This is not to imply that Justin was the only reason season 27 was so watchable. Yet, to some extent, the other elements that created excitement still stemmed from him and the other teams’ reactions to him. Strategizing has never been as fruitful on The Amazing Race as on Survivor but a good scheme can be great television in the way it falls apart just as much as in the way it works. Tanner and Josh attempted to leverage their Express Pass and the unprecedented alliance of every single team except for Justin and Diana into a manipulation of the Double U-Turn that seemed almost certain to knock the couple out. It seemed Justin had accounted for every twist and turn of the race except for the fact that he would be so hated. The other teams, though, didn’t account for the unpredictability of any given leg, resulting in Tanner and Josh wasting their precious Express Pass and Tiffany and Krista blowing their one chance all season to use the U-Turn. Justin and Diana were essentially unscathed. The rest of the field was bloodied.

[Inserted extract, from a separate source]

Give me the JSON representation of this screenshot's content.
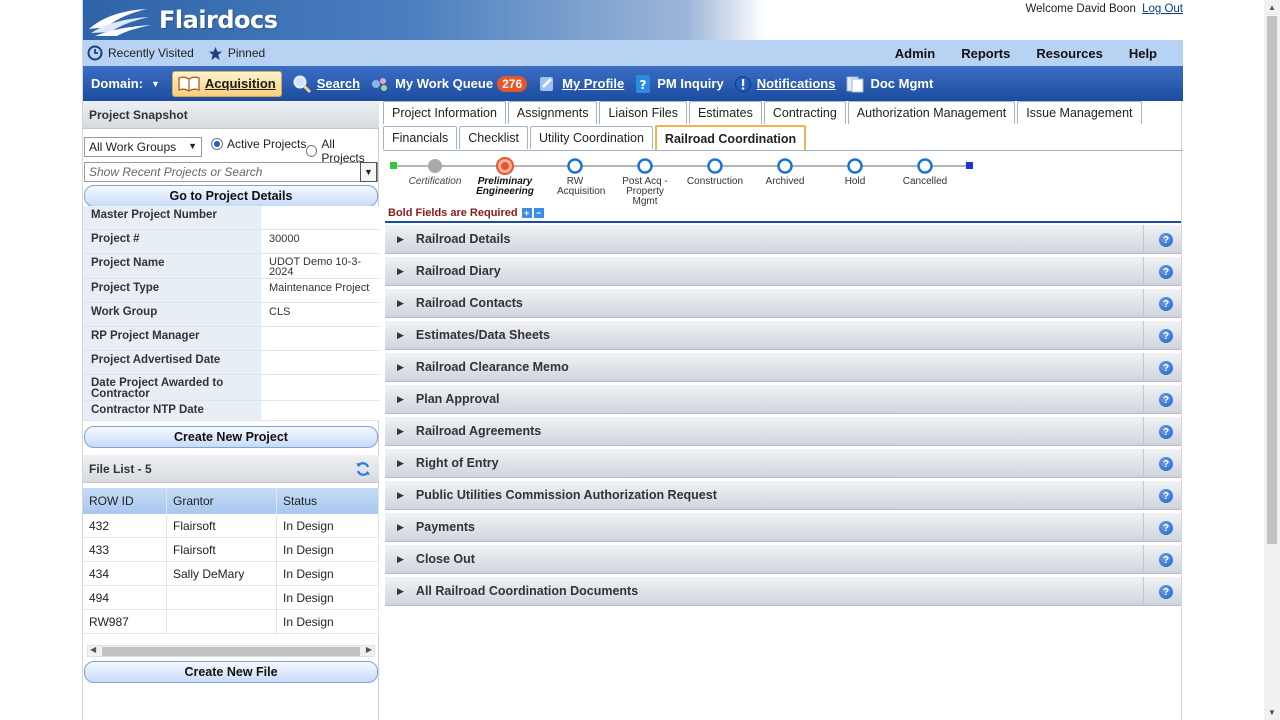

And it was deliciously thrilling TV.
Of course, we can’t be sure it all played out exactly as we saw it. That’s part of the bargain of reality television. You still have to suspend your disbelief while trying to ignore the fact that you’re doing so. Luckily, The Amazing Race’s editors – the show’s secret weapon since the beginning – make it very easy, even enjoyable, to do so. In the season’s penultimate episode, which will go down as one of the series’ best ever installments, the editing team gave us two teams on the mat, secure in their moving on to the final leg, while a third waited out a penalty and a fourth struggled to complete the final task and then make their way across Macau to the finish line before the penalty expired and one team would be eliminated. We the viewers will never know the actual temporal and geographic specifics of that leg’s final hour but it was expertly cut together to make us believe it was down to the wire.
We may have cursed the results of that particular showdown at first but the truth is, just like with Rob & Amber all those years ago, the seasons with great villains only become great seasons when those villains make it to the end. A final showdown on a Hamptons beach between our hated foes and the unassuming good guys who emerged slowly but steadily from the pack proved that, after 27 go-arounds, The Amazing Race is still capable of producing some of the best drama on television.